Phillies Draft Analysis
Phillies draft picks from 2010-2019 are neatly divided into two categories: old school and hyper-analytics. Ruben Amaro Jr. presided over six drafts that largely relied on scouting. His picks also fell into the mid-to-late slots of the first round. His predecessor, Matt Klentak, oversaw four drafts that leaned on a new age approach to pick from the top of the amateur draft.
Despite not hitting on much in his first draft, Klentak had a much higher success rate with his first round picks than Amaro. The only plus player drafted in the first round by Amaro is Aaron Nola. J.P. Crawford and Jesse Biddle both made the big leagues, but a few of Amaro’s first round draft picks never advanced beyond AA.
The inability to successfully hit on several first round draft picks (and later picks) meant that the Phillies were unable to add young talent to its aging core. Coupled with the lack of development from prospects like Domonic Brown and Cody Asche, Philadelphia’s rebuild was forced on a franchise that held onto its star players for too long. This reluctance left a bare farm system to create the next crop of young talent.
Aside from college standouts Aaron Nola and Rhys Hoskins, little came from the Amaro era of Phillies drafting that provided a positive building block for the franchise. Klentak’s more recent drafts may already be yielding better results than Amaro’s tenure. Players like Alec Bohm and Adam Haseley are proving they can stick at the big league level.
The Achilles heel to Klentak’s tenure remains the 2016 draft. Despite picking at the top of each round, not much came from the draft that was supposed to restock the Phillies’ farm system. 1/1 pick Mickey Moniak has been less than impressive in the minor leagues. It is still early to pass definitive judgement on the outfielder and his fellow 2016 draftees, but reliever Jo Jo Romero is the only one who has impressed in The Show.

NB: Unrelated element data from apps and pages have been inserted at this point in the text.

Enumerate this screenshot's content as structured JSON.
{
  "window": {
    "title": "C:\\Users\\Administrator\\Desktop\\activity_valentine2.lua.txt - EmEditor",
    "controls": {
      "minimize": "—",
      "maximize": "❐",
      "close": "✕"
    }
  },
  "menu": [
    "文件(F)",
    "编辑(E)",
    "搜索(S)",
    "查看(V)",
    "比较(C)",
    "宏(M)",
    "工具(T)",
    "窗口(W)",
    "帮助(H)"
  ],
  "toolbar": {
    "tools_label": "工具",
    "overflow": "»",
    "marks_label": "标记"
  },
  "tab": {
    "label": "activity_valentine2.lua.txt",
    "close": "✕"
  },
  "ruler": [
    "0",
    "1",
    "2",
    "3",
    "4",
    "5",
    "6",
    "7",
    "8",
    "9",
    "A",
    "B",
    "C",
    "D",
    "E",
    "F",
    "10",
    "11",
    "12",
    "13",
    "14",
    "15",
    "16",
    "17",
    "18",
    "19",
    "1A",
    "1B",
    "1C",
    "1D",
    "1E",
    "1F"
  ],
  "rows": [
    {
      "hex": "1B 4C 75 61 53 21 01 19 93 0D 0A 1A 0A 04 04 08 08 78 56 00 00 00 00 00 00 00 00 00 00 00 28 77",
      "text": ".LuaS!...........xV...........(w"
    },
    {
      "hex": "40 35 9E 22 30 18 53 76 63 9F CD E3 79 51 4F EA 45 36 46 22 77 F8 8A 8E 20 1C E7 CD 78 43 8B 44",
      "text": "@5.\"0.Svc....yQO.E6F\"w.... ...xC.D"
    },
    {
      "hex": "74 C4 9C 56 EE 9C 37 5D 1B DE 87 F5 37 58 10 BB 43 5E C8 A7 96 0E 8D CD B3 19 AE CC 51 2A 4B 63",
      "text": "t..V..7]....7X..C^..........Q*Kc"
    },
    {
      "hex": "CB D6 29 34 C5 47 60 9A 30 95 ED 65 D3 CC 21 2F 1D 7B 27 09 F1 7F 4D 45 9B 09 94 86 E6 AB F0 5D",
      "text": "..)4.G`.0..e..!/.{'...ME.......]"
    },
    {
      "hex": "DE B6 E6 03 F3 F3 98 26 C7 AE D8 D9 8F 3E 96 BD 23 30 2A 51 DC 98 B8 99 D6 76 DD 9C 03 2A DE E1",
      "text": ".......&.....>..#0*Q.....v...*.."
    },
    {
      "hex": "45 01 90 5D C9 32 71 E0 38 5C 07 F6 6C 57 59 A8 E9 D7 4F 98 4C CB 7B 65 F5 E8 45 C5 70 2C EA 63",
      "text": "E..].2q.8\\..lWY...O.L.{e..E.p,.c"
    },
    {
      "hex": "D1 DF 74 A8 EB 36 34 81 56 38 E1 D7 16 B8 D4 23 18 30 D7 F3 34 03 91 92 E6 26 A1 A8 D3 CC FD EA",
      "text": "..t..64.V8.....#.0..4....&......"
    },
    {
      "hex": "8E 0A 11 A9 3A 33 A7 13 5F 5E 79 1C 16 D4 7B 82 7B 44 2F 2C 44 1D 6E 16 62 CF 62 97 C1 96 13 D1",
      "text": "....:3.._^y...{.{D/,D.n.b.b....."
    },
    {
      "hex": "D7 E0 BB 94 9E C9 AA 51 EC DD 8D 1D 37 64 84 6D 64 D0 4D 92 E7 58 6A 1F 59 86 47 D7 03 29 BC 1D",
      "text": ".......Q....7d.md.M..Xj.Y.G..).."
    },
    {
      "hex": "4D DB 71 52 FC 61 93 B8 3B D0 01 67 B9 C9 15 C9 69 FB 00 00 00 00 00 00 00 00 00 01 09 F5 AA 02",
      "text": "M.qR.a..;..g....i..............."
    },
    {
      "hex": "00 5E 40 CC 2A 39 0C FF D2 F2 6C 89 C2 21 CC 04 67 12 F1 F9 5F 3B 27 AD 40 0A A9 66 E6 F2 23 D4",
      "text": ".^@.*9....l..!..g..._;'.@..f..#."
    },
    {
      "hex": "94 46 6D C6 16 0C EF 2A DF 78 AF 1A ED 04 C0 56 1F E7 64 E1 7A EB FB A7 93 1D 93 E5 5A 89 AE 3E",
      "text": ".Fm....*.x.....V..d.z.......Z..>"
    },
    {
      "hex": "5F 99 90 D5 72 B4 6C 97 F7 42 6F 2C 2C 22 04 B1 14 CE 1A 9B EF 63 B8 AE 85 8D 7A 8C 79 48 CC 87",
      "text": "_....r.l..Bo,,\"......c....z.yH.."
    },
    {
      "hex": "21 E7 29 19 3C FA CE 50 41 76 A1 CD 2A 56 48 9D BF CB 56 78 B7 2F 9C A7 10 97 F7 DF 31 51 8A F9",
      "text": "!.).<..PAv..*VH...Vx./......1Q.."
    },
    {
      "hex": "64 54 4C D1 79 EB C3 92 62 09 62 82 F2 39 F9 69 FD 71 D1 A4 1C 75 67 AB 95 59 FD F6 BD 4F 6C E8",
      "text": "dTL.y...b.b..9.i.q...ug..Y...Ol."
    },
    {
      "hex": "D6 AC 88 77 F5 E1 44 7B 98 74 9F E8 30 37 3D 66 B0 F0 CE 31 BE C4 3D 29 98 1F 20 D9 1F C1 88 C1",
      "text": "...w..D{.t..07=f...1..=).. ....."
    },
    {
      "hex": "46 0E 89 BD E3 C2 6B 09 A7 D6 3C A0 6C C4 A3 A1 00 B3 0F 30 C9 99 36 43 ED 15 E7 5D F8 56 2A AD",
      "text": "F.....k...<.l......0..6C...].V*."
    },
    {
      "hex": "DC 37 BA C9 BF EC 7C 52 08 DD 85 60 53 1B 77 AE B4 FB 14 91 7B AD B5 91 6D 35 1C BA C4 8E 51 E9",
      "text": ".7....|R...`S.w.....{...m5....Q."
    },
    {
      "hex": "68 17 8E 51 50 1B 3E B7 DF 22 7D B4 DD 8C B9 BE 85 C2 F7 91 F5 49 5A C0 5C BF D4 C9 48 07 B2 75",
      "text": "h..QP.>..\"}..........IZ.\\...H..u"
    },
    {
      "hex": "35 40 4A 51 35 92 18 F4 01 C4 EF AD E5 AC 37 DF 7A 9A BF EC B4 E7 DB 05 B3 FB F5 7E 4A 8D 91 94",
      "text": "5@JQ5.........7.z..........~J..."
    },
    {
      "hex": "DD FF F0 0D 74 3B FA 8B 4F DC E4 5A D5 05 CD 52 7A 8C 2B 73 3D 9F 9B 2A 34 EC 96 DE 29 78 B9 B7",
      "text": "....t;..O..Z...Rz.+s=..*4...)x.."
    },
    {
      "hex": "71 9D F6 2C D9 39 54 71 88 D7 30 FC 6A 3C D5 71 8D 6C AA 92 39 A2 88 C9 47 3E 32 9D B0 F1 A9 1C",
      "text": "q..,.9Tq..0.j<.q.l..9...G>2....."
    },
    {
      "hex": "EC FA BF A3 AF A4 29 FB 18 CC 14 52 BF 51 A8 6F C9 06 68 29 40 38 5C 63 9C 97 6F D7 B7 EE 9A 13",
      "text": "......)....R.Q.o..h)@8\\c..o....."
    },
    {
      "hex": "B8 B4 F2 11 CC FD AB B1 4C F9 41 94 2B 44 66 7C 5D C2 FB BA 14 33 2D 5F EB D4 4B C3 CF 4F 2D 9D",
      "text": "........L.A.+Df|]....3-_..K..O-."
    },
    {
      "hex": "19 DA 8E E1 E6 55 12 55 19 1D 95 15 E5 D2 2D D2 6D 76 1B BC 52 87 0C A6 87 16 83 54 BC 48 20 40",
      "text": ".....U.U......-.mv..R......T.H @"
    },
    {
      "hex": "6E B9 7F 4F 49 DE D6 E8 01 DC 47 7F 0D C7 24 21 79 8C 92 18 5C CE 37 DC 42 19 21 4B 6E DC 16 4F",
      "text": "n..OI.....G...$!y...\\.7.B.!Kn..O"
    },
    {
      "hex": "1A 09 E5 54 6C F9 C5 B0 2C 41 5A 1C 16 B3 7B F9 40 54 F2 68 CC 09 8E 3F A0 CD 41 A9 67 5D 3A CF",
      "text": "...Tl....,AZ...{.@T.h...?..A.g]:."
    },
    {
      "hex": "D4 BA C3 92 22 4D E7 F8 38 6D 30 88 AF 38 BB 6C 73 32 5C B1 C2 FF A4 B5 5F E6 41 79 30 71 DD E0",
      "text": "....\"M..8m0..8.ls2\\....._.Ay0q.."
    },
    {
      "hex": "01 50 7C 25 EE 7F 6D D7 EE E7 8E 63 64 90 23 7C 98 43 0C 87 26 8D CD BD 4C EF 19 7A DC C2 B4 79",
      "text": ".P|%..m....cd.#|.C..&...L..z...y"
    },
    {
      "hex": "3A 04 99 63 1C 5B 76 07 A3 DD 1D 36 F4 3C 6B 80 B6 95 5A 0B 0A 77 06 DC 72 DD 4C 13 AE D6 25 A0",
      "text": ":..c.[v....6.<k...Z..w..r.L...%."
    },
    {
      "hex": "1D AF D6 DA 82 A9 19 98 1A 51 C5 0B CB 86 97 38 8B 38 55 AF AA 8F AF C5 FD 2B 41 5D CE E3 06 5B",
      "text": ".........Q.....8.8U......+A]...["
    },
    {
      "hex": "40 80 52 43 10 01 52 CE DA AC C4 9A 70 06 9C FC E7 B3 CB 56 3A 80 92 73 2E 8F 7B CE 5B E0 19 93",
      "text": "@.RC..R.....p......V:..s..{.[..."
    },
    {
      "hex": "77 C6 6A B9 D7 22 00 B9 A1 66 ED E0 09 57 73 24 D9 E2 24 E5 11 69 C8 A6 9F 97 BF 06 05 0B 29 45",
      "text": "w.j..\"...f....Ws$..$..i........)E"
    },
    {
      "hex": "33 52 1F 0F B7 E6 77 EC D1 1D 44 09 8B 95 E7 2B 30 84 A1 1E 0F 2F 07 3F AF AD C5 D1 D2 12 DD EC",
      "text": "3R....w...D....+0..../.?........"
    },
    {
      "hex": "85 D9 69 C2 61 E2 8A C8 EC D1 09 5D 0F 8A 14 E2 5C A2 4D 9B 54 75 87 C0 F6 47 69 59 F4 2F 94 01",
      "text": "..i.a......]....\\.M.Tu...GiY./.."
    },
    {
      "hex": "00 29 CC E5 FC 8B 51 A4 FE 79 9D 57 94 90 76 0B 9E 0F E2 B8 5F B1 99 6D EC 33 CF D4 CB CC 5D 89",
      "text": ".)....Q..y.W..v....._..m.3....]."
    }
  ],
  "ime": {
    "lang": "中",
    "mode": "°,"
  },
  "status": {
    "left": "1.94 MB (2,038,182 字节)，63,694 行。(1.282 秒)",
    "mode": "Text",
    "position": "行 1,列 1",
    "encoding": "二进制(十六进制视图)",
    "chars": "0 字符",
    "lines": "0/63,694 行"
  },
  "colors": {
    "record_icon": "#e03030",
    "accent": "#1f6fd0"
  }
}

While the farm system still lacks depth, there is time for Klentak’s mid-round picks to not wilt into pumpkins. His best selection to date has been Alec Bohm, who along with Aaron Nola represents the most positive return from a Phillies first round draft pick in the decade. Phillies fans can only hope that there are more stars like him on the horizon.